§ ACTIVITY: Among the entries that follow, find every line with the word "Çevre" and copy it.

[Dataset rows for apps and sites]
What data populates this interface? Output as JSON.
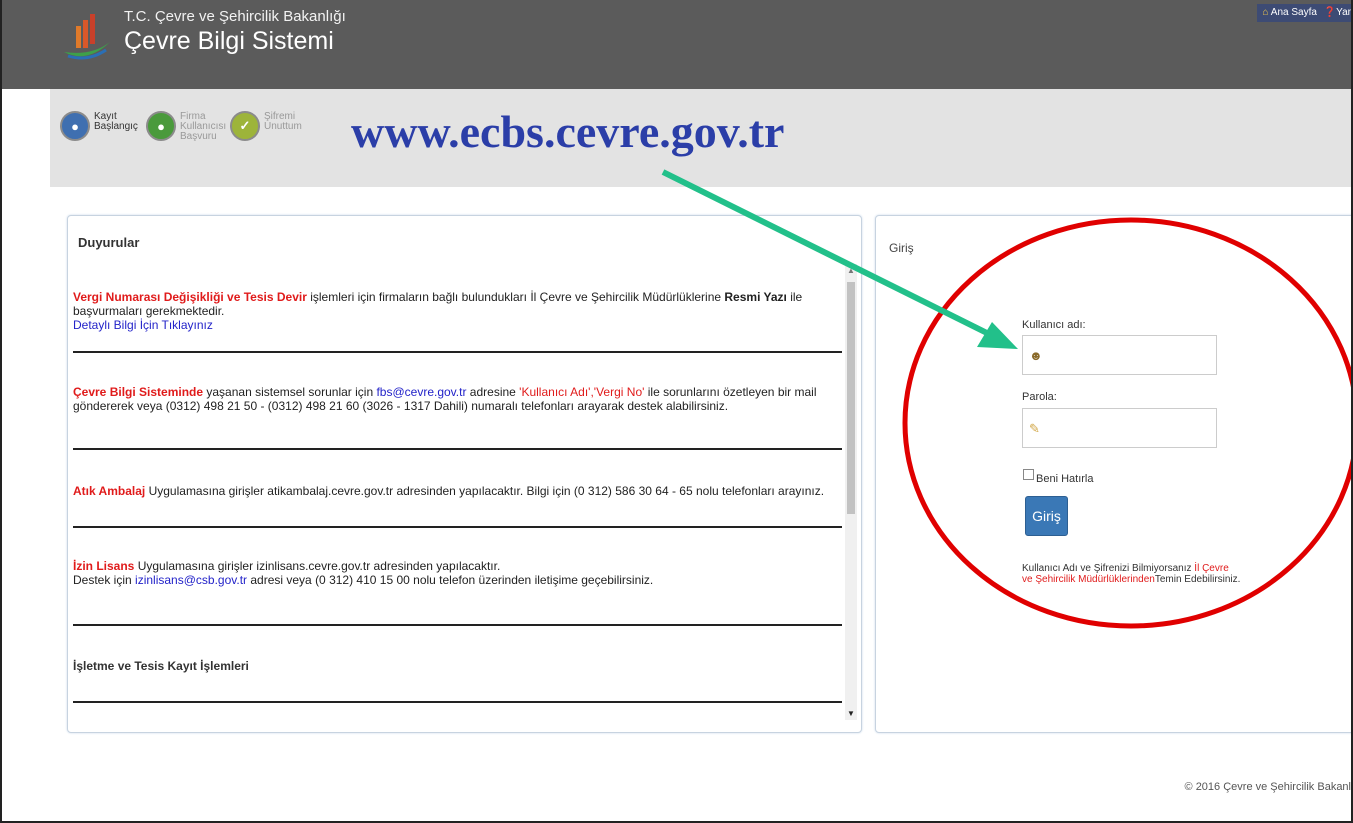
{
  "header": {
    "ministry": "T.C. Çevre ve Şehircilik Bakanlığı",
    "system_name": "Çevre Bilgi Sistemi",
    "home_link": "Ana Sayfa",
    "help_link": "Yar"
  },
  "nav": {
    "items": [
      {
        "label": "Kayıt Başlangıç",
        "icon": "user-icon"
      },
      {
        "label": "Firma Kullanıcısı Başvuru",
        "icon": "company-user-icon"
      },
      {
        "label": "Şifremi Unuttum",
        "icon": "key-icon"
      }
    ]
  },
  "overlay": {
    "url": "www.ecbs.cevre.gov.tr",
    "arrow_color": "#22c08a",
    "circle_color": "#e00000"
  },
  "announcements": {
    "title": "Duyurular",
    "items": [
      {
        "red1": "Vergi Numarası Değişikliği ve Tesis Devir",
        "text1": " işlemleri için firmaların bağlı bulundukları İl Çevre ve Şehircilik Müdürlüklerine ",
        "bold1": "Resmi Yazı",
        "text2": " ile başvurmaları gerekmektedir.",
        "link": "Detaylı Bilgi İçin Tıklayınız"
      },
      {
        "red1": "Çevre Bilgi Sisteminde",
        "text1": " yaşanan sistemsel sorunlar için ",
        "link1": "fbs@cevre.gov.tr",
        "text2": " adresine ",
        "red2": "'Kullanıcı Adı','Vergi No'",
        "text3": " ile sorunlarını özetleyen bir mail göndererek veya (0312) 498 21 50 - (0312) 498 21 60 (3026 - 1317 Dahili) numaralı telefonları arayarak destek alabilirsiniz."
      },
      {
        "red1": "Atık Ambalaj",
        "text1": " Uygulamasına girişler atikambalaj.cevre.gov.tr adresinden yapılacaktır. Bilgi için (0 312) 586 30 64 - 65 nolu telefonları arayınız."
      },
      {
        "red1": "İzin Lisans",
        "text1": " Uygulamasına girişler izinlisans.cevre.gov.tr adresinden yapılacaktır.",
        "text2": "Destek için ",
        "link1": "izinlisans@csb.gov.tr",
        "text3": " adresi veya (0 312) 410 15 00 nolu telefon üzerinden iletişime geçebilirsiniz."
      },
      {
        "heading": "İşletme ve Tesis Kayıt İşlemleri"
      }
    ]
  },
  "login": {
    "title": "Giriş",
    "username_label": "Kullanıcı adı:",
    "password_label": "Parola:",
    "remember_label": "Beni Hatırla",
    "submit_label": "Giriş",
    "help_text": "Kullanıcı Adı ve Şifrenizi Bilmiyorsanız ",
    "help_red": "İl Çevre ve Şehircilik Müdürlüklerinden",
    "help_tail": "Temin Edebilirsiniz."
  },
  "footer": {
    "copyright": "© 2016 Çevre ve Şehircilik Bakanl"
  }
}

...

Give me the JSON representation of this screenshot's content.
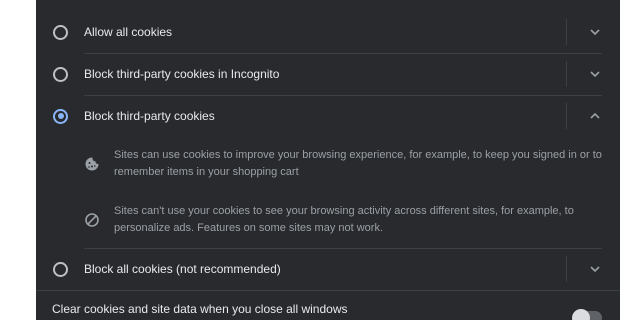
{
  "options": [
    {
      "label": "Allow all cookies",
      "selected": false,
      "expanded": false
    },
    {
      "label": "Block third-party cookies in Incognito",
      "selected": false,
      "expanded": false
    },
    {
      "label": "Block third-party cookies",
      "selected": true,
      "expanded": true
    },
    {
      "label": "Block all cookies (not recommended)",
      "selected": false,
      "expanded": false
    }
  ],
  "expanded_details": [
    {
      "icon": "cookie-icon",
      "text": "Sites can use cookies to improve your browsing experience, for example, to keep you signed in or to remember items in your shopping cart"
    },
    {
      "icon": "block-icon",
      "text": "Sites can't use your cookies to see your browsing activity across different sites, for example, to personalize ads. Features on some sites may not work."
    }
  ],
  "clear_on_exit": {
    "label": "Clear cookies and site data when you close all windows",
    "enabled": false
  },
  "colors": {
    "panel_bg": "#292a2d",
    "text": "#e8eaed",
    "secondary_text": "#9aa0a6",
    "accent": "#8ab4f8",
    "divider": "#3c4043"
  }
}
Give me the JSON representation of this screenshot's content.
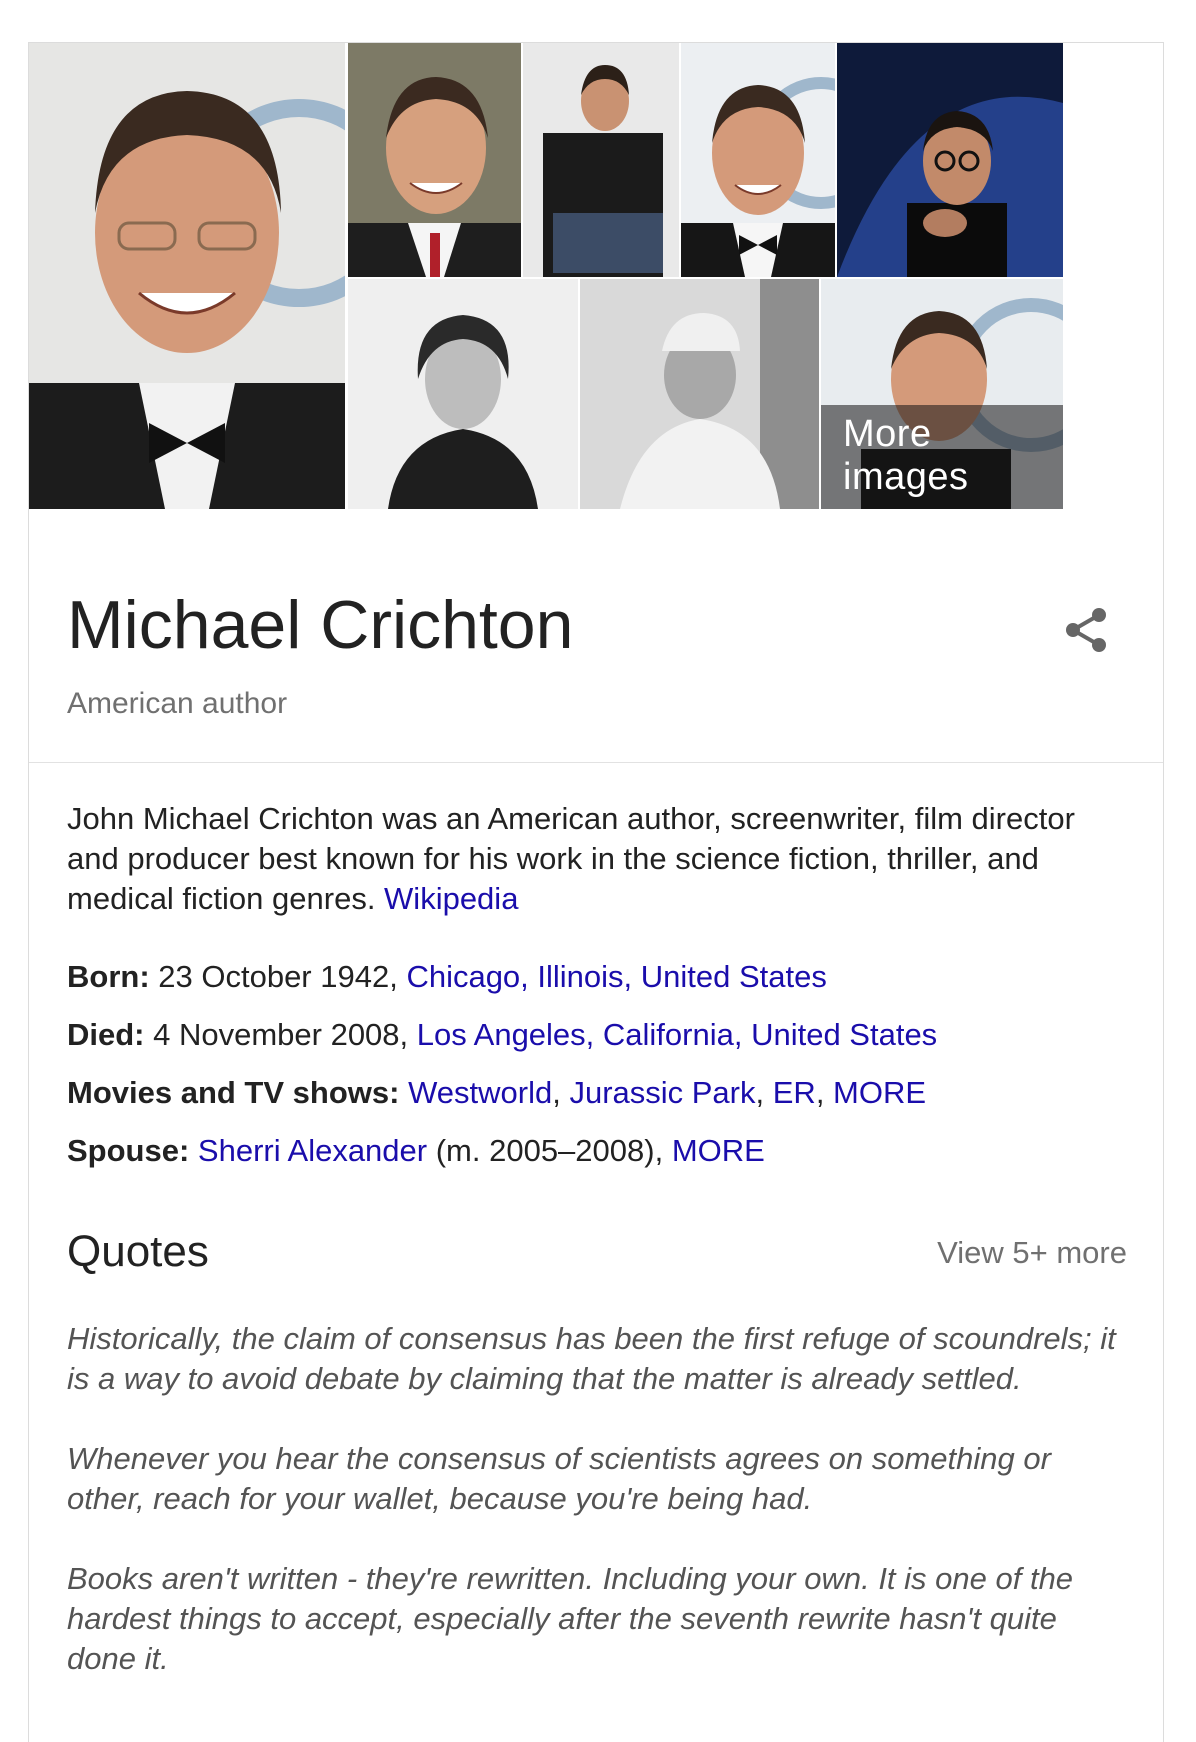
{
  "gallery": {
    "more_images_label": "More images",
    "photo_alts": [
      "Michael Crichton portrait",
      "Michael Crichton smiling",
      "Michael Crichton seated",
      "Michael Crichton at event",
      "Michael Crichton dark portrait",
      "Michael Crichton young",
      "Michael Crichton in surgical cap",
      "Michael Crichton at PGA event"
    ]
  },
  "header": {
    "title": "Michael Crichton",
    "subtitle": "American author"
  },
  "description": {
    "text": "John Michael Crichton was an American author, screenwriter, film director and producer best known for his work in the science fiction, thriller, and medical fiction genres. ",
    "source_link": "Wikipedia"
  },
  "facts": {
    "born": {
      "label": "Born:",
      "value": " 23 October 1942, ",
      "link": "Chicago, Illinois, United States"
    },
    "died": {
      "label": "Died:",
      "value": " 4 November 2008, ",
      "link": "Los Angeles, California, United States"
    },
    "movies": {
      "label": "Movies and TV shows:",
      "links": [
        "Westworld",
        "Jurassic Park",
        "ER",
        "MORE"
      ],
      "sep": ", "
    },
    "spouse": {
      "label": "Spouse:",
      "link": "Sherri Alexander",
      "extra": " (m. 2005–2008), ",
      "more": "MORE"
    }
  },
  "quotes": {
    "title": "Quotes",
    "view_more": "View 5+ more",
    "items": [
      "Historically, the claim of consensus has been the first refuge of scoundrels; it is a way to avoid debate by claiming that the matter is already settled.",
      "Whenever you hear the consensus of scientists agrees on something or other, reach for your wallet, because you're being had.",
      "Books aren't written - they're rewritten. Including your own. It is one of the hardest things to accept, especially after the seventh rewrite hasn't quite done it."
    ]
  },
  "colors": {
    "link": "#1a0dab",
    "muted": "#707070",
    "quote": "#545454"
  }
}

§ WRITTEN SOLUTION:
    "ministry": "T.C. Çevre ve Şehircilik Bakanlığı",
    "system_name": "Çevre Bilgi Sistemi",
        "text1": " işlemleri için firmaların bağlı bulundukları İl Çevre ve Şehircilik Müdürlüklerine ",
        "red1": "Çevre Bilgi Sisteminde",
    "help_red": "İl Çevre ve Şehircilik Müdürlüklerinden",
    "copyright": "© 2016 Çevre ve Şehircilik Bakanl"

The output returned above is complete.